A First Course in Computer Programming
About the Final Exam
Here's my summary of what to expect of the final.
Kinds of questions
- Here's some Scheme code; what does it do? What would this function
do, print, or return if I called it with these parameters?
- Here's an English description of one or more functions; write
contracts, examples, and definitions for them. (You've seen several
likely examples in homework 8.)
- Here's a real-world problem; design a data type to help you solve
it, with data definitions, define-structs (if necessary), contracts for
the functions provided by define-struct (if necessary), one or more
examples of the data type, and an input template.
- Here's a real-world problem that requires several functions;
give contracts and examples (but no definitions) for the functions
you would write to solve it.
Topics to study
- Basic Scheme syntax (the six or seven rules we've learned)
- Definition by parts vs. definition by choices
- Lists and recursive functions on lists
- Lists of structs and structs containing lists
- Recursive functions on natural numbers
set! to modify existing variables
begin to combine several expressions with side
local definitions, and how, when, and why to use them
for non-graphical I/O
- Functional abstraction, i.e. functions that take other
functions as parameters
list notation: you may use whichever notation you like,
but I'll use list notation in writing the exam, and it may save you some
The final exam will be in our usual classroom. The 9:25 section will

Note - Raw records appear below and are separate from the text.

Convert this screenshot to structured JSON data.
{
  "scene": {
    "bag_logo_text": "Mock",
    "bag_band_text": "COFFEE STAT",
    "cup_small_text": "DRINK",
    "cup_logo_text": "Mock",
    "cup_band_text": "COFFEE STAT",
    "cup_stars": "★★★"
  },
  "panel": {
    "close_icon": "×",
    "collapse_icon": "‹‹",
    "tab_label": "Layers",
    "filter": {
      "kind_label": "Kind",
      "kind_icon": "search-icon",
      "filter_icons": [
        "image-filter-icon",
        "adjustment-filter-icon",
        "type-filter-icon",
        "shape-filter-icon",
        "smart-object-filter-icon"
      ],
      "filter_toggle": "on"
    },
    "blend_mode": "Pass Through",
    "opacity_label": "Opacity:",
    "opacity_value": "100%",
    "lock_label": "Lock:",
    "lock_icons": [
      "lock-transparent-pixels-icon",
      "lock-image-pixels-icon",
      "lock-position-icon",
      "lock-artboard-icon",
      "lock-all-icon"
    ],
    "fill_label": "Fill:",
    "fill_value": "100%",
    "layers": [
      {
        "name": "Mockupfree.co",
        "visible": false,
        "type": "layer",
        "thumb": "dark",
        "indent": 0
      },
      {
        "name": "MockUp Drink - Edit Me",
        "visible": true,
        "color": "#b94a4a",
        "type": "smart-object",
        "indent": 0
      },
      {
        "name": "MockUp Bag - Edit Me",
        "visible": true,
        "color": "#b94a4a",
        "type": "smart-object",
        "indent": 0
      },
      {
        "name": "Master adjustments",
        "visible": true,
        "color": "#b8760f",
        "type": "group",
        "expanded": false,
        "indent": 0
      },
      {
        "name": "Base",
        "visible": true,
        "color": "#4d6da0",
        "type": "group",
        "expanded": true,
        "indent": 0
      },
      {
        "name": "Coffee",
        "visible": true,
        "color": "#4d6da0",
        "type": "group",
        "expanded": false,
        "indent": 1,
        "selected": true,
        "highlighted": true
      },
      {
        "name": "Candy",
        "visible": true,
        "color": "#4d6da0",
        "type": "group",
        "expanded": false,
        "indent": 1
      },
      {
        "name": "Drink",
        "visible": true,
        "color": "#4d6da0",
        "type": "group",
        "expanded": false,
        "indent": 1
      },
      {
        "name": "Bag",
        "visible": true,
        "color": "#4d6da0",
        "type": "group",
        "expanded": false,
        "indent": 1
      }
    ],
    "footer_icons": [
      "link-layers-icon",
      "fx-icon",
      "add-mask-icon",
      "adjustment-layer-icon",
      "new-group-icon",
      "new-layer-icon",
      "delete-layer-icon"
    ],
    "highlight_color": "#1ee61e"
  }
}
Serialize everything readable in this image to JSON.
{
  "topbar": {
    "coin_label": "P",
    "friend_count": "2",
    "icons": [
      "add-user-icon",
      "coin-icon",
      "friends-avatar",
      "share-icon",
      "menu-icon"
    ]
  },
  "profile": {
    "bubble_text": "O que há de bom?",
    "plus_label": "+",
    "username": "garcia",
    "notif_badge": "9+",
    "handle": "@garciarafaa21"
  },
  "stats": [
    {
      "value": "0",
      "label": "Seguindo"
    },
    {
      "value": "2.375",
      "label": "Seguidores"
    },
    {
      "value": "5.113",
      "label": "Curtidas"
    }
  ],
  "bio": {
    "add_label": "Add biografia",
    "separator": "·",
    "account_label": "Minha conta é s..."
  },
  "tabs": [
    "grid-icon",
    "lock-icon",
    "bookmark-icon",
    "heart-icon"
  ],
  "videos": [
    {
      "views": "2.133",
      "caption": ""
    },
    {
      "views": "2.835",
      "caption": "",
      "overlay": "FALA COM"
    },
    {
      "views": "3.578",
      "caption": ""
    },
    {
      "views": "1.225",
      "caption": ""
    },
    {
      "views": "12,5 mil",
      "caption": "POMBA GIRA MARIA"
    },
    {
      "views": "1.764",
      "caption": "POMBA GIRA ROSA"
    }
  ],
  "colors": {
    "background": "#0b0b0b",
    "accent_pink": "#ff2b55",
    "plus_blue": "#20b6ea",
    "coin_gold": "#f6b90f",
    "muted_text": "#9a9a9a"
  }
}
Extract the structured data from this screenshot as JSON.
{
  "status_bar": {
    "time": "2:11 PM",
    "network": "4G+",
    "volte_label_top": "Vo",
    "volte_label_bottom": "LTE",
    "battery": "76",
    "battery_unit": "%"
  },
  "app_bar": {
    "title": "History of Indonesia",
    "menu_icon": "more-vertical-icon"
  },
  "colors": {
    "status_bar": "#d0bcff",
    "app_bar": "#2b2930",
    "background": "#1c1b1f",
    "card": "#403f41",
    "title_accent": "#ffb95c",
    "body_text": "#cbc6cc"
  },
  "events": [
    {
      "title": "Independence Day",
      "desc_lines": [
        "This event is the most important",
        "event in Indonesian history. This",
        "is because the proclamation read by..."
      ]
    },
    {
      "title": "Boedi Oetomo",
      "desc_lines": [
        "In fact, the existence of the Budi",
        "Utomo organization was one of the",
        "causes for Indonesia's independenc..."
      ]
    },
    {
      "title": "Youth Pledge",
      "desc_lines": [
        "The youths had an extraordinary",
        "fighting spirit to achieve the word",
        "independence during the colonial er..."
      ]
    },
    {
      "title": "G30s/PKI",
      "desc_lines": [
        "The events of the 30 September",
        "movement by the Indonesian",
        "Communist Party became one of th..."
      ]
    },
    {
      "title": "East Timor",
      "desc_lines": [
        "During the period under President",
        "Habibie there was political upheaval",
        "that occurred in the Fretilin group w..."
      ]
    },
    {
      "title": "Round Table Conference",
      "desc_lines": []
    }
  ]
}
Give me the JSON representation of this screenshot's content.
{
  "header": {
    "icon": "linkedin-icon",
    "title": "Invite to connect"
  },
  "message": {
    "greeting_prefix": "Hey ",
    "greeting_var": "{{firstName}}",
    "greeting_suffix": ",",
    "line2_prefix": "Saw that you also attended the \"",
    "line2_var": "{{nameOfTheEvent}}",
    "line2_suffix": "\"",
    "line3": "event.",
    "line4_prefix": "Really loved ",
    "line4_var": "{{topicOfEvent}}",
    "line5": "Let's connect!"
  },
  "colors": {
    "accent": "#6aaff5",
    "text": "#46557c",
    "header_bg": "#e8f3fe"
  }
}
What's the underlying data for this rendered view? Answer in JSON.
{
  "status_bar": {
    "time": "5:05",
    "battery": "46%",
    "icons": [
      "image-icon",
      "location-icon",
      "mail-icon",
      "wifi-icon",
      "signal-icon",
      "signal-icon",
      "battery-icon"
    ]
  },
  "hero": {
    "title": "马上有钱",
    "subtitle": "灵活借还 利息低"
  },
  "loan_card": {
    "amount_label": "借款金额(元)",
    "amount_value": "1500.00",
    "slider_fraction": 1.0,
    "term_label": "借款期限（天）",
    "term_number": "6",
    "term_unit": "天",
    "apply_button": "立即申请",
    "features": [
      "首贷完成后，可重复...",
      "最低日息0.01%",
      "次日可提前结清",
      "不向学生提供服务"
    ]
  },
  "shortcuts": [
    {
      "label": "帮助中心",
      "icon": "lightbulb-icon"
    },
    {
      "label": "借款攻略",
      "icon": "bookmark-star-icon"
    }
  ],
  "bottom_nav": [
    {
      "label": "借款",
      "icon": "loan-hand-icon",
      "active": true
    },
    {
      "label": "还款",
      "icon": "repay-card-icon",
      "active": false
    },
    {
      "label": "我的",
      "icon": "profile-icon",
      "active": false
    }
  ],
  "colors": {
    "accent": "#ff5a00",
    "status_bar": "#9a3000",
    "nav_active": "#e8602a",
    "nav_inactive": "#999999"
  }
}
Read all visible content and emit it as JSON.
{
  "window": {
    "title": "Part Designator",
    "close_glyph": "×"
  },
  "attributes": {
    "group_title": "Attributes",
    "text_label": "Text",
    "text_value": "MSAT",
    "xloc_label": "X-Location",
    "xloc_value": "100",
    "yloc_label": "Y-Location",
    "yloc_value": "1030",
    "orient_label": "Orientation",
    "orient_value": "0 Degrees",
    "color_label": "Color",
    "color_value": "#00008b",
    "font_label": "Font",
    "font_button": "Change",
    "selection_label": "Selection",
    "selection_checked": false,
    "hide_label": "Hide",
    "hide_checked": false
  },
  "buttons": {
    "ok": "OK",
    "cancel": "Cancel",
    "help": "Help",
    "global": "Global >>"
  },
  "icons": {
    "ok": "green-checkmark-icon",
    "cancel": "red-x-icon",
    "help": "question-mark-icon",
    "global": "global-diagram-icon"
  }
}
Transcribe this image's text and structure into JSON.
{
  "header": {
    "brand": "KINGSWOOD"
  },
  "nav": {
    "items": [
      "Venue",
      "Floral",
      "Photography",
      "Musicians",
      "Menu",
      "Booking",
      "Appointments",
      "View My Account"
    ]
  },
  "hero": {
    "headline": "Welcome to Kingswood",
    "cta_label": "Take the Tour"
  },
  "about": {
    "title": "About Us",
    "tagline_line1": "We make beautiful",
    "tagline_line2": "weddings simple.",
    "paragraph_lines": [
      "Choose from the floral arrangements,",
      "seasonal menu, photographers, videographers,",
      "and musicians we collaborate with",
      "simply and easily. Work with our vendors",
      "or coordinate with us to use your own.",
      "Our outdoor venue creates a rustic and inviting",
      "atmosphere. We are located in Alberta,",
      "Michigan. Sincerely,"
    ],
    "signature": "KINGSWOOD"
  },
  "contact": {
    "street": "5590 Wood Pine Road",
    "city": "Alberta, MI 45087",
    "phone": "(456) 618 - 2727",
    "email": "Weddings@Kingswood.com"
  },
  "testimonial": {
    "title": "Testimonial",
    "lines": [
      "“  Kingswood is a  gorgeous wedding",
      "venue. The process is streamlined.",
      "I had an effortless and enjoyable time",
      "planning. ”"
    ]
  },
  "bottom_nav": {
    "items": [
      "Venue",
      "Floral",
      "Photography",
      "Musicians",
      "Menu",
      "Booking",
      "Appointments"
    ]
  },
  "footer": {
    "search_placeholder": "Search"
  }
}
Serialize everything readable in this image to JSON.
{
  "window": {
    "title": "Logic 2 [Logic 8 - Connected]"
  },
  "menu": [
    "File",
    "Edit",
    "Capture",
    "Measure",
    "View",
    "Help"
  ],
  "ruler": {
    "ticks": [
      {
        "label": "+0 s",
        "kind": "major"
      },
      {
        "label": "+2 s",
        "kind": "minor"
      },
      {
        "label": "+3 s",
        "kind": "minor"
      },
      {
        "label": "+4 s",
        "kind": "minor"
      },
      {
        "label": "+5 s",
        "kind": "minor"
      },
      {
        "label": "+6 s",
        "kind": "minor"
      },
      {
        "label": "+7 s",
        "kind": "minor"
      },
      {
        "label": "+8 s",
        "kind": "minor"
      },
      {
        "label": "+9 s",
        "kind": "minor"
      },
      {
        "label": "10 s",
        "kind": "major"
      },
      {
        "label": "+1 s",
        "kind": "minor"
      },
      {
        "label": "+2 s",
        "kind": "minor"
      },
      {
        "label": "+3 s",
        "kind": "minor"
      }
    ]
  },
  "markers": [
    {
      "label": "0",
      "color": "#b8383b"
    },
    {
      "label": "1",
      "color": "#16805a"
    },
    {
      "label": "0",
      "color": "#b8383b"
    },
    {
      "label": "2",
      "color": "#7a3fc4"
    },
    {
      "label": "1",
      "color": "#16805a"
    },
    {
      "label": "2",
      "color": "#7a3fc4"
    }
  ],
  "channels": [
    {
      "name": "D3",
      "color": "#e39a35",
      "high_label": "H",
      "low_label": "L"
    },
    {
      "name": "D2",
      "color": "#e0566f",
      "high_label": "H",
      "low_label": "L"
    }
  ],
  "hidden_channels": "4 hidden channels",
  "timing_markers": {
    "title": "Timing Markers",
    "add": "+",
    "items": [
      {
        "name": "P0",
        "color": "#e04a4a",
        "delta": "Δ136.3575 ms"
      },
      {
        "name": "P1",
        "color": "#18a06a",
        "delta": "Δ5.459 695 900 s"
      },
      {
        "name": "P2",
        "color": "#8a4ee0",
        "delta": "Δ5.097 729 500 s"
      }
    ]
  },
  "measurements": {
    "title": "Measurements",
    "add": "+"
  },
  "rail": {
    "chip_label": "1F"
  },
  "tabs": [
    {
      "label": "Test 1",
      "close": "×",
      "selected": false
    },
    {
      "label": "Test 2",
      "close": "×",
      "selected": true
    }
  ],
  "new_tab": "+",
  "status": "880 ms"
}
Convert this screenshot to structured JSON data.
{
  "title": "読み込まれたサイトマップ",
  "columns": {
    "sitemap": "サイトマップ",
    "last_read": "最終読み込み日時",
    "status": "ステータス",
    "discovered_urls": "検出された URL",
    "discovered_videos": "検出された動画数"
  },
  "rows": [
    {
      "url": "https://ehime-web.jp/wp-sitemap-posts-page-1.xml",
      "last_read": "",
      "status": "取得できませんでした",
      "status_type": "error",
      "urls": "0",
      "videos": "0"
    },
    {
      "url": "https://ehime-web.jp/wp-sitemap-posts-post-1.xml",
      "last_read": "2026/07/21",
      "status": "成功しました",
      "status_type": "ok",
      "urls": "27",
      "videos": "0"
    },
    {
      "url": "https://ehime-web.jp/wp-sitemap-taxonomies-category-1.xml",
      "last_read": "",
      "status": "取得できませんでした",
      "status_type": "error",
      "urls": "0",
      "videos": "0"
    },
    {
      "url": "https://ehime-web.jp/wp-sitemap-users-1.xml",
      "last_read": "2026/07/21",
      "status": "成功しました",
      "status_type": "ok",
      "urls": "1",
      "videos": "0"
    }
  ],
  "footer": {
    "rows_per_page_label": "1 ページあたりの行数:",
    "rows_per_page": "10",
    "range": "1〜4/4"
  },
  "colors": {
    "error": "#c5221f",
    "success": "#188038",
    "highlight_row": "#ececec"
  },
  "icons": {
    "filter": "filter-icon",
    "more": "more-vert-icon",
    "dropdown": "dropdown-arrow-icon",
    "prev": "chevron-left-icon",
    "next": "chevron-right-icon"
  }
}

have its exam on Thursday from 10:30-12:30, and the 12:15 section will
have its exam on Tuesday from 1:00-3:00.
Yes, that's two hours. I'll take the final
myself, and if it takes me more than half an hour, it's too
long and I'll trim it down. It will be on paper, not on the computer. It
will be closed-book and closed-notes.
If you have any other
questions about the final exam, or your homework, or Scheme, e-mail me.
My office hours
(in Alumnae Hall 113A; if I'm not there, look around the corner in 112)
- Tuesday/Thursday 11:00-12:00
- Tuesday/Thursday 2:00-5:00
- Wednesday 9:00-11:00
- Other days and times by appointment.
We also have several
tutors capable of helping with this course:
- Aisha Ahmad
- MW 12:00-2:00, TTh 1:00-2:00 or by appointment
- Faith Barclay
- office hours MW 4-6 PM, TTh 11 AM-12 noon, F 11-2, in Alumnae 112
- Arvind Budhram
- by appointment
- Sasha Pogornets
- in class (TTh 9:25-10:40 and 12:15-1:30)
The main textbook for this class is How to Design Programs, by
Felleisen, Fisler, Flatt, and Krishnamurthi, published by MIT Press.
The text of the book is available on-line,
but I've also ordered the printed version through the bookstore;
you are encouraged, but not required to buy the printed
This textbook uses the Scheme programming language. Why Scheme?
Partners for upcoming assignments
If you need a partner for the next homework, please e-mail me immediately and I'll try
to match you up with someone.
Recipes and Syntax Rules
You'll get through this course a lot more easily if you follow
the design recipes! Here are the recipes and
syntax rules we've seen so far, and you can also read about the
spelling, grammar, vocabulary, and idioms of
We use the freely-downloadable software package
I've set up some
forms for entering and viewing PSP data.
You may use these forms to record defect and time information.
cookies. (For those with a moral opposition to cookies, I assure you
that they're all "temporary" -- they disappear as soon as you quit the
(For more information about PSP, see the PSP page at
Carnegie-Mellon or read
Humphrey's Introduction to the Personal Software Process.)
- Read (and use!) the
- See my folder of programming
examples on composing functions, working with booleans, writing with
conditionals, defining and using structs, mixed-type data,
- Skim my Adages on Software Engineering and
Object-Oriented Programming; in particular, read the few
paragraphs about "the joys (and woes) of the craft".
- On Pair Programming: read
I Really Need to Know about Pair Programming I Learned in
- My page on the minimal Scheme
language treats Scheme as a foreign language, with its own spelling,
punctuation, grammar, vocabulary, and idioms.
You might also be interested in Jack Crouch's CS1 Web site. Jack Crouch teaches a course on
beginning programming, using Scheme, DrScheme, and How to Design
Programs; the difference is that he's teaching high school freshmen
rather than college freshmen.
Who should take this course?
This course is intended primarily for people who have not previously
studied computer programming, both CS majors and non-majors. For
non-majors, this course counts towards your math/science distribution
requirement. Students who have passed at least a semester (half a year)
to this page since June 4, 2001.
Stephen Bloch / email@example.com